Last fall, The Times reported that by the most conservative estimate, as many as 50 of the more than 1,000 concrete buildings in the city built before 1976 would collapse in a major earthquake, exposing thousands to injury or death. In January, Garcetti appointed Lucy Jones, a prominent U.S. Geological Survey seismologist, to spend a year talking with community leaders, scientists, building owners and tenants and coming up with recommendations on how to tackle retrofitting and preserving the city’s water and telecommunications systems during a major quake.
Once Jones’ work is done, the resilience officer would take it from there.
L.A. was chosen as one of 100 cities that will get money and other help from the Rockefeller Foundation to develop ways to minimize damage and recover economically from disasters. Out of 372 cities around the world that have applied to become one of the Foundation’s 100 Resilient Cities, 32 have been selected so far.
The program has already kicked off in New Orleans, Berkeley and San Francisco, which recently expanded the duties of its earthquake czar to include chief of resilience.

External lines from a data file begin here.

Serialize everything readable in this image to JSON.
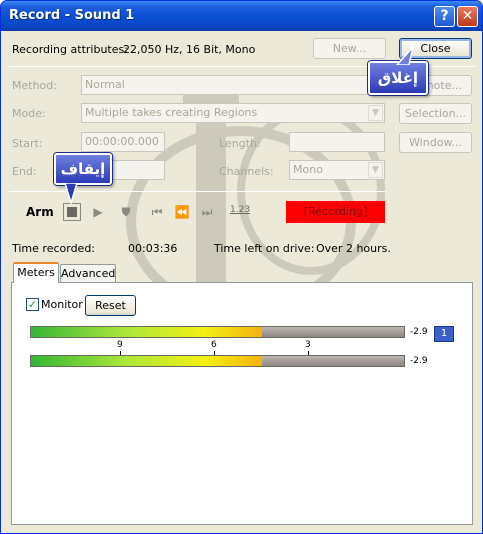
{
  "window": {
    "title": "Record - Sound 1"
  },
  "titlebar_buttons": {
    "help": "?",
    "close": "✕"
  },
  "attributes": {
    "label": "Recording attributes:",
    "value": "22,050 Hz, 16 Bit, Mono"
  },
  "buttons": {
    "new": "New...",
    "close": "Close",
    "remote": "Remote...",
    "selection": "Selection...",
    "window": "Window...",
    "reset": "Reset"
  },
  "form": {
    "method_label": "Method:",
    "method_value": "Normal",
    "mode_label": "Mode:",
    "mode_value": "Multiple takes creating Regions",
    "start_label": "Start:",
    "start_value": "00:00:00.000",
    "end_label": "End:",
    "end_value": "",
    "length_label": "Length:",
    "length_value": "",
    "channels_label": "Channels:",
    "channels_value": "Mono"
  },
  "transport": {
    "arm_label": "Arm",
    "counter_label": "1.23",
    "status_text": "[Recording]",
    "status_color": "#ff0000",
    "icons": [
      "stop-icon",
      "play-icon",
      "marker-icon",
      "go-to-start-icon",
      "rewind-icon",
      "go-to-end-icon"
    ]
  },
  "time": {
    "recorded_label": "Time recorded:",
    "recorded_value": "00:03:36",
    "left_label": "Time left on drive:",
    "left_value": "Over 2 hours."
  },
  "tabs": [
    {
      "label": "Meters",
      "active": true
    },
    {
      "label": "Advanced",
      "active": false
    }
  ],
  "meters": {
    "monitor_label": "Monitor",
    "monitor_checked": true,
    "check_mark": "✓",
    "peak_values": [
      "-2.9",
      "-2.9"
    ],
    "level_fraction": 0.62,
    "scale_labels": [
      "9",
      "6",
      "3"
    ],
    "channel_badge": "1"
  },
  "callouts": {
    "close_ar": "إغلاق",
    "stop_ar": "إيقاف"
  }
}
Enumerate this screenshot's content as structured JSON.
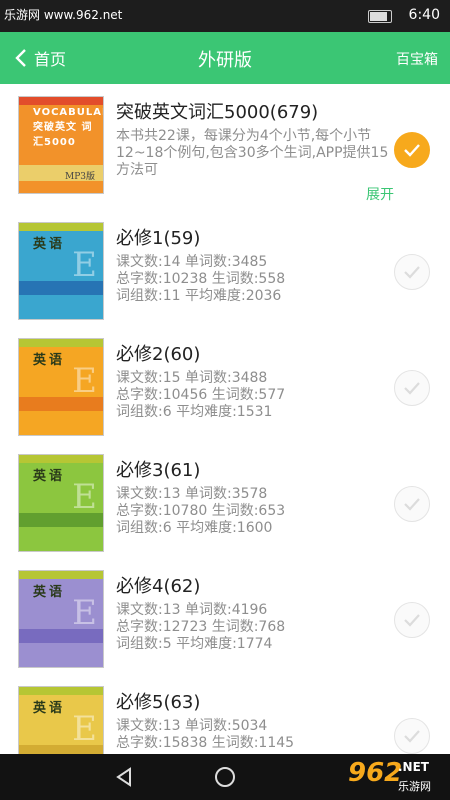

Michael Berkowitz, president of the Rockefeller Foundation’s 100 Resilient Cities initiative, said L.A. has many complex challenges, and he was “really impressed by the innovative and visionary leadership that the mayor was providing on these issues.”